Hammerheart Records

Borknagar

Biography

Borknagar’s first album, “Borknagar” is very different from every other Borknagar release. All albums that come after this one have song structures, like verses and choruses. This album is pure raw black metal. And it is done very well.

The vocals on this album are provided by Garm (Ulver, Arcturus). He is usually known for his singing, but here he screams throughout 95% of it. Although I do love Garm’s passionate screams, he really shines when he sings on this album. “Dauden” is the only one where he sings lyrics. It is my favorite song off this album, and one of my favorites all time. It starts with Garm singing beautifully, in a low baritone head voice this time (Garm usually uses his chest voice) and gets into raw black metal. Towards the end Garm sings again and closes the song perfectly.

The bass is performed by Infernus (Gorgoroth) and the guitars are performed by Oystein G. Brun. Both are tremendous at what they do in this album. Infernus is usually a guitarist but he can definitely play bass as well.

Oystein G. Brun is very special on this release. He plays the distorted raw black metal guitar like a pro, and he also provides acoustic guitar parts when necessary. The use of acoustic guitars is very effective here.

The drums are recorded by Grim (Immortal, Gorgoroth). He is amazing on this release. The man just knew how to blastbeat. He relentlessly smashes those poor drums in this album, and rarely lets up. When he does let up, it is for atmospheric purposes only.

As mentioned before, “Dauden” is my favorite track. However, another special track is “Vintervredets sjelesagn.” This is an epic masterpiece as well. I have also noticed that they use the same riff from this song in “The Winterway” from “The Olden Domain.” It is more primitive, but you can tell they drew that riff from this song.
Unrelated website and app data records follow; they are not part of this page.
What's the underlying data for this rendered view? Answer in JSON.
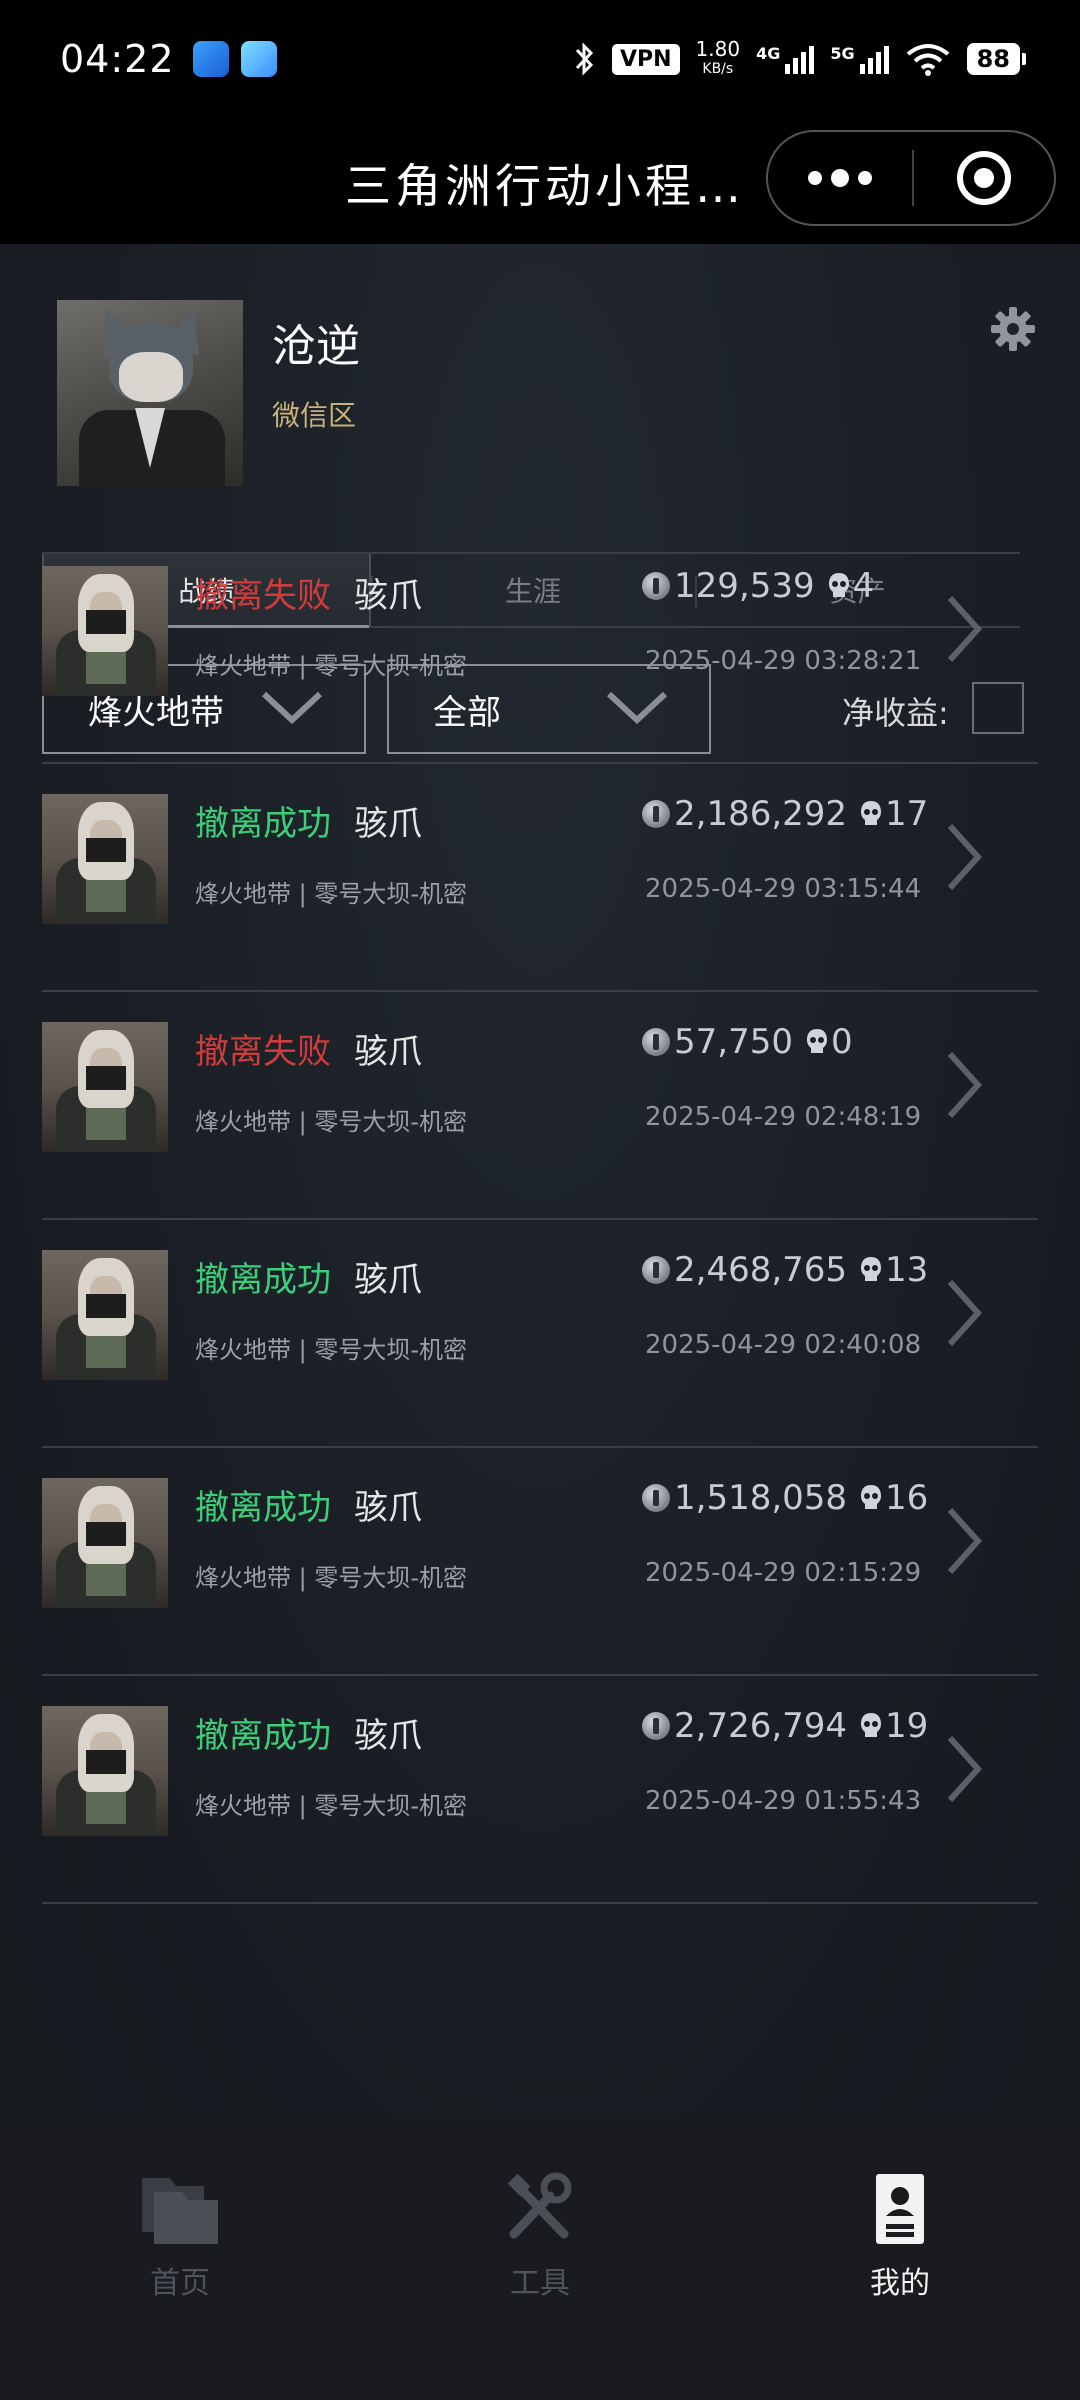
{
  "status_bar": {
    "time": "04:22",
    "vpn": "VPN",
    "net_speed": "1.80",
    "net_unit": "KB/s",
    "sig1_label": "4G",
    "sig2_label": "5G",
    "battery": "88"
  },
  "nav": {
    "title": "三角洲行动小程…"
  },
  "profile": {
    "username": "沧逆",
    "region": "微信区"
  },
  "tabs": [
    {
      "label": "战绩"
    },
    {
      "label": "生涯"
    },
    {
      "label": "资产"
    }
  ],
  "filters": {
    "mode": "烽火地带",
    "scope": "全部",
    "net_label": "净收益:"
  },
  "records": [
    {
      "result": "撤离失败",
      "operator": "骇爪",
      "value": "129,539",
      "kills": "4",
      "map": "烽火地带 | 零号大坝-机密",
      "time": "2025-04-29 03:28:21"
    },
    {
      "result": "撤离成功",
      "operator": "骇爪",
      "value": "2,186,292",
      "kills": "17",
      "map": "烽火地带 | 零号大坝-机密",
      "time": "2025-04-29 03:15:44"
    },
    {
      "result": "撤离失败",
      "operator": "骇爪",
      "value": "57,750",
      "kills": "0",
      "map": "烽火地带 | 零号大坝-机密",
      "time": "2025-04-29 02:48:19"
    },
    {
      "result": "撤离成功",
      "operator": "骇爪",
      "value": "2,468,765",
      "kills": "13",
      "map": "烽火地带 | 零号大坝-机密",
      "time": "2025-04-29 02:40:08"
    },
    {
      "result": "撤离成功",
      "operator": "骇爪",
      "value": "1,518,058",
      "kills": "16",
      "map": "烽火地带 | 零号大坝-机密",
      "time": "2025-04-29 02:15:29"
    },
    {
      "result": "撤离成功",
      "operator": "骇爪",
      "value": "2,726,794",
      "kills": "19",
      "map": "烽火地带 | 零号大坝-机密",
      "time": "2025-04-29 01:55:43"
    }
  ],
  "bottom_nav": [
    {
      "label": "首页",
      "icon": "folder-icon"
    },
    {
      "label": "工具",
      "icon": "tools-icon"
    },
    {
      "label": "我的",
      "icon": "profile-card-icon"
    }
  ],
  "colors": {
    "fail": "#d03c3c",
    "success": "#3ccf7a",
    "region": "#c9b27a"
  }
}
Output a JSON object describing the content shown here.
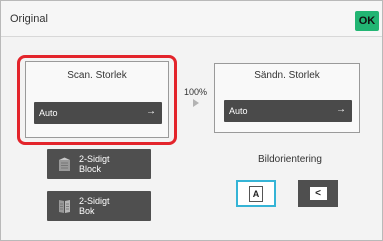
{
  "header": {
    "title": "Original",
    "ok_label": "OK"
  },
  "scan_size": {
    "label": "Scan. Storlek",
    "value": "Auto",
    "highlighted": true
  },
  "send_size": {
    "label": "Sändn. Storlek",
    "value": "Auto"
  },
  "ratio": "100%",
  "duplex": {
    "block_line1": "2-Sidigt",
    "block_line2": "Block",
    "book_line1": "2-Sidigt",
    "book_line2": "Bok"
  },
  "orientation": {
    "label": "Bildorientering",
    "portrait_glyph": "A",
    "landscape_glyph": "<",
    "selected": "portrait"
  },
  "colors": {
    "ok_green": "#22b573",
    "highlight_red": "#e3242b",
    "selected_blue": "#35b4d6",
    "button_dark": "#4a4a4a"
  },
  "icons": {
    "arrow": "arrow-right-icon",
    "block": "duplex-block-icon",
    "book": "duplex-book-icon",
    "ratio": "triangle-right-icon"
  }
}
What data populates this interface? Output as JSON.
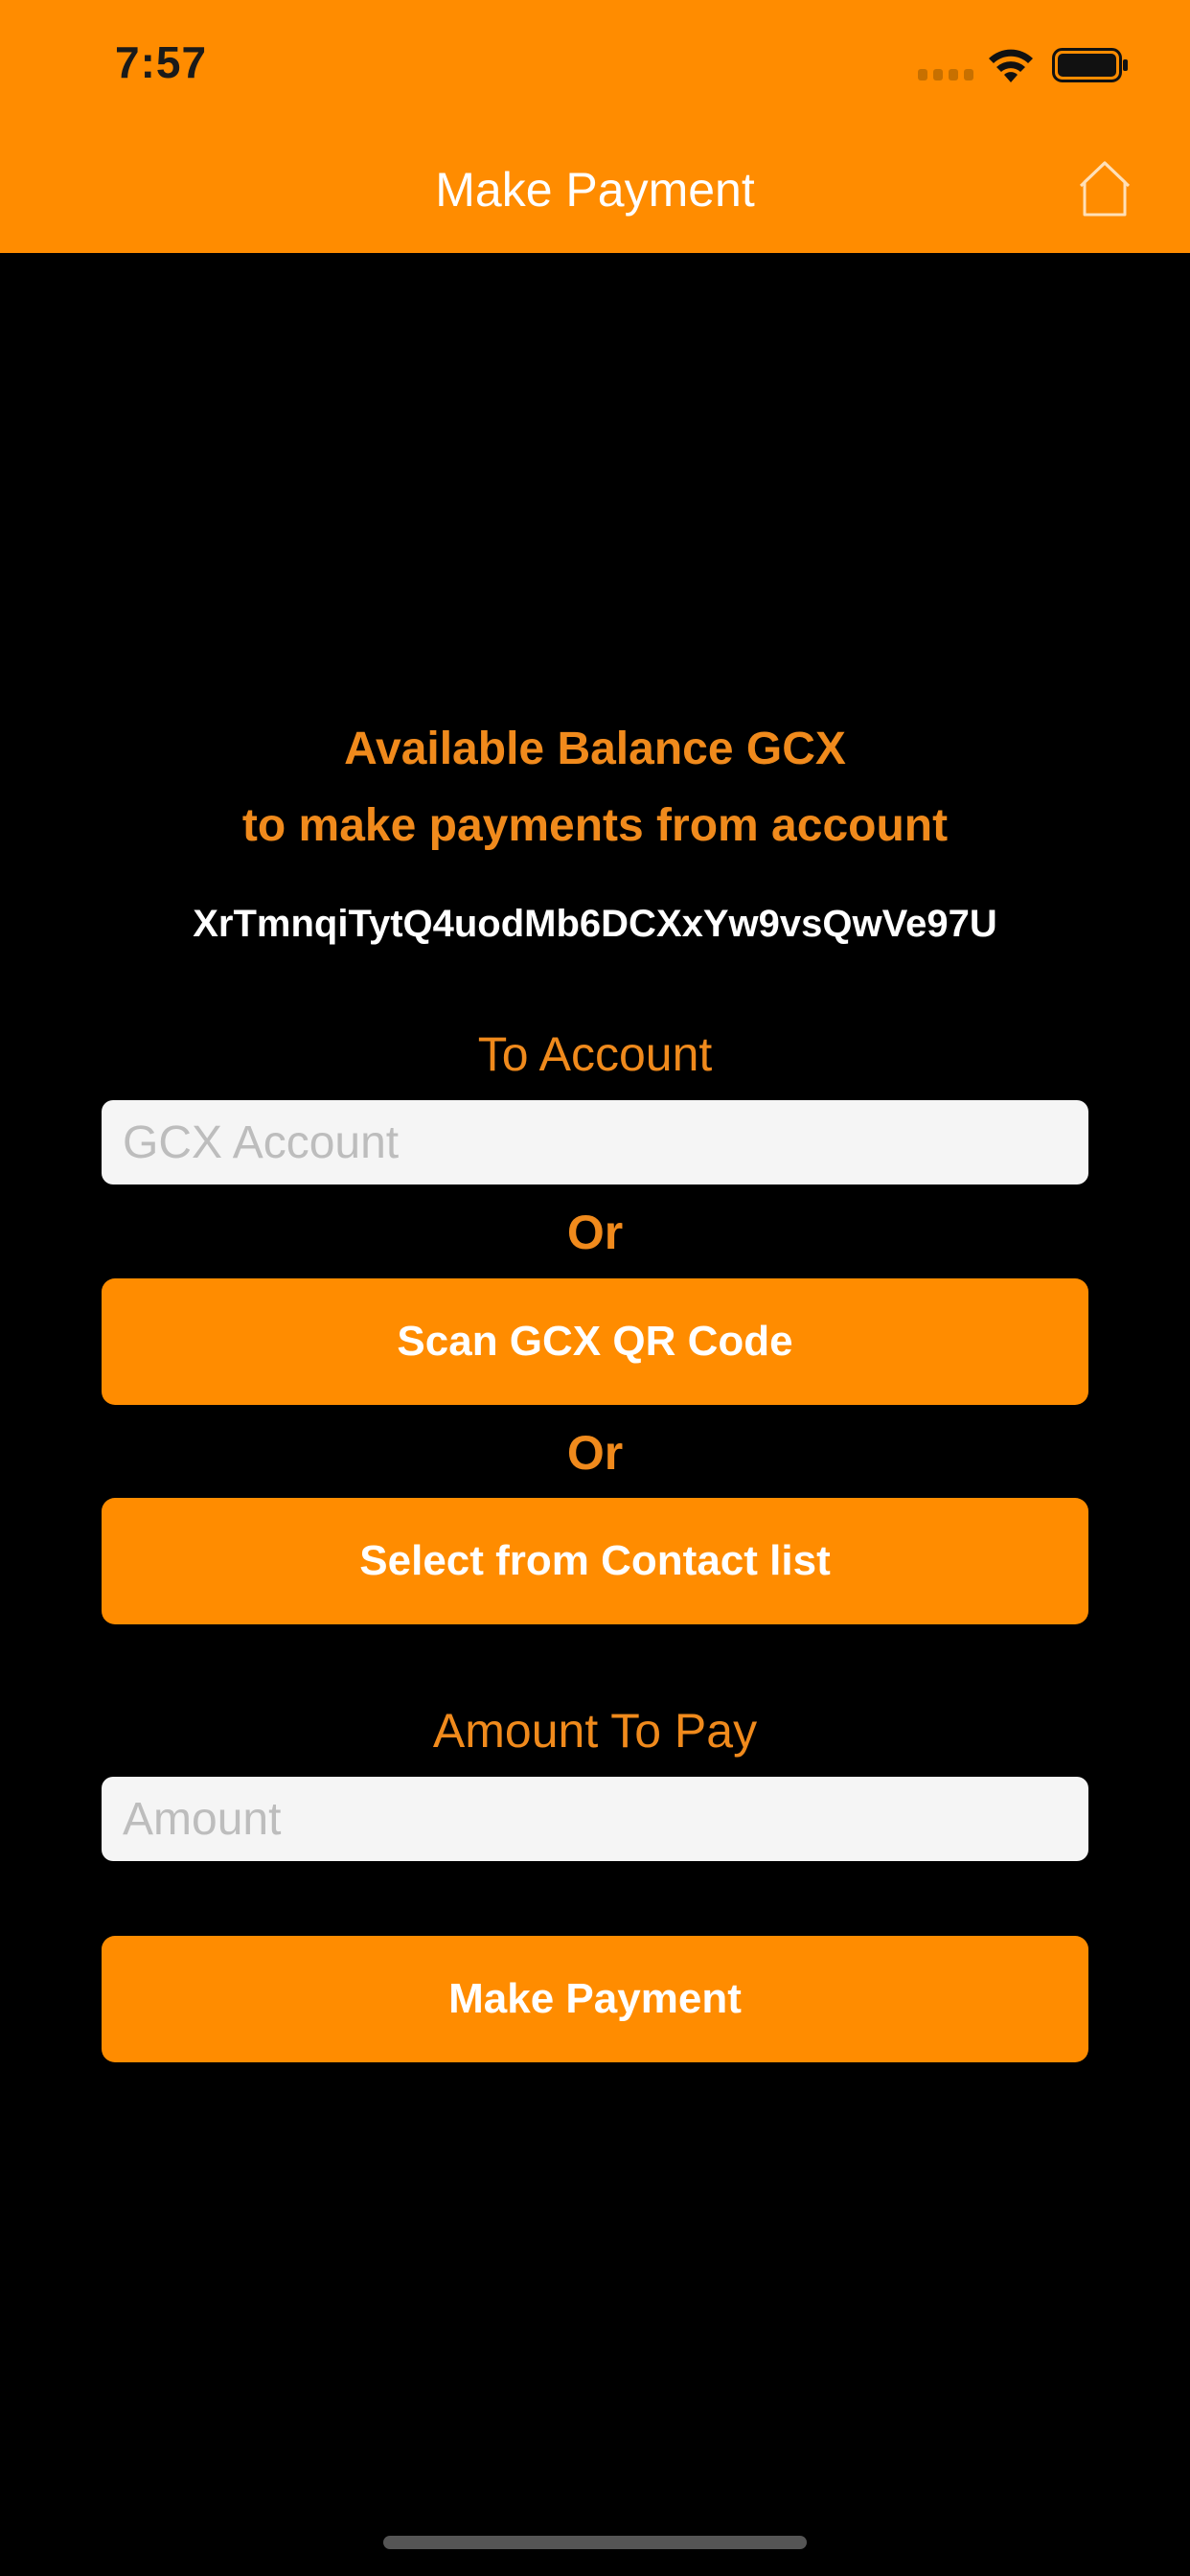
{
  "status_bar": {
    "time": "7:57"
  },
  "nav": {
    "title": "Make Payment",
    "home_icon": "home-icon"
  },
  "balance": {
    "line1": "Available Balance  GCX",
    "line2": "to make payments from account",
    "account_address": "XrTmnqiTytQ4uodMb6DCXxYw9vsQwVe97U"
  },
  "form": {
    "to_account_label": "To Account",
    "gcx_account_placeholder": "GCX Account",
    "gcx_account_value": "",
    "or_label_1": "Or",
    "scan_qr_label": "Scan GCX QR Code",
    "or_label_2": "Or",
    "contact_list_label": "Select from Contact list",
    "amount_label": "Amount To Pay",
    "amount_placeholder": "Amount",
    "amount_value": "",
    "make_payment_label": "Make Payment"
  },
  "colors": {
    "accent": "#FF8C00",
    "label_text": "#F08A1C",
    "background": "#000000"
  }
}
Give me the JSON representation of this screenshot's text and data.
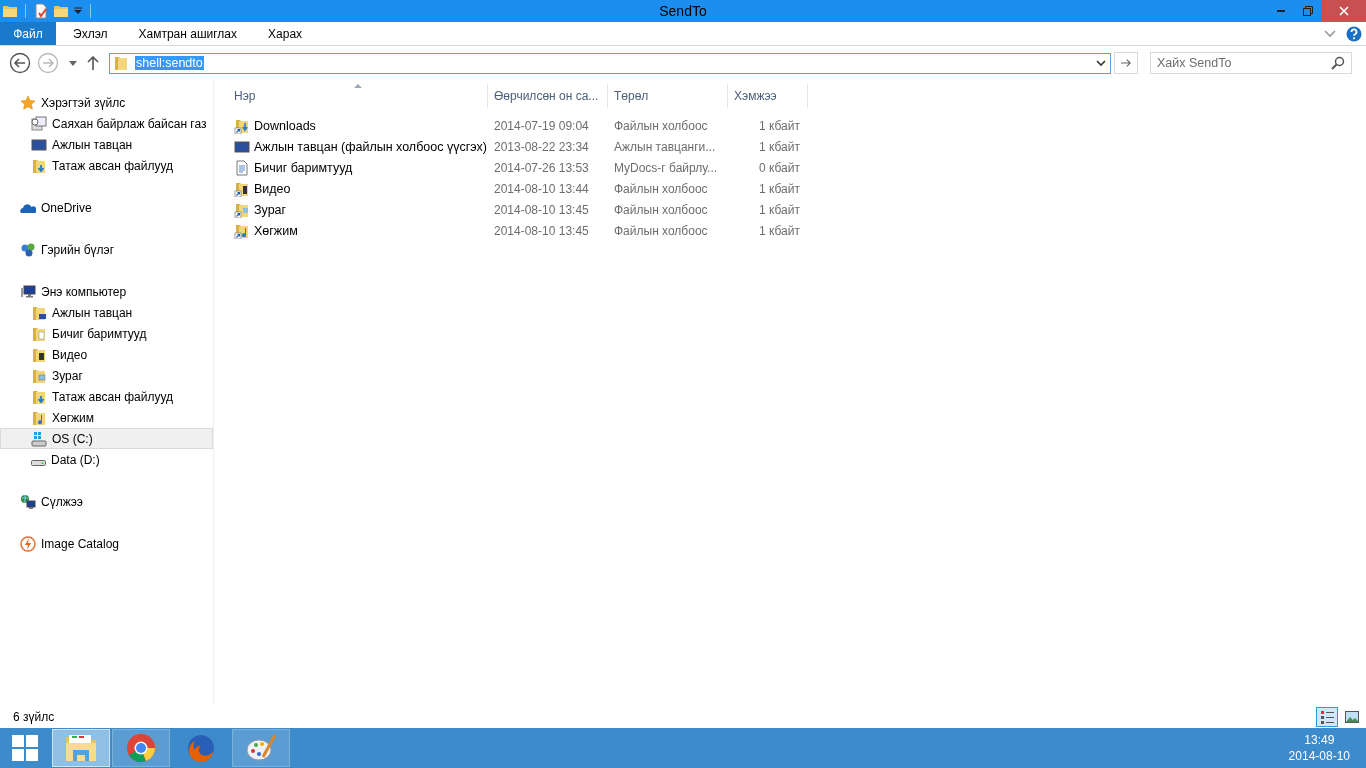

This album is perfect for fans of black and folk metal. I would recommend that fans of Garm’s work should pick this up as well. It contains one of his best singing performances in “Dauden”.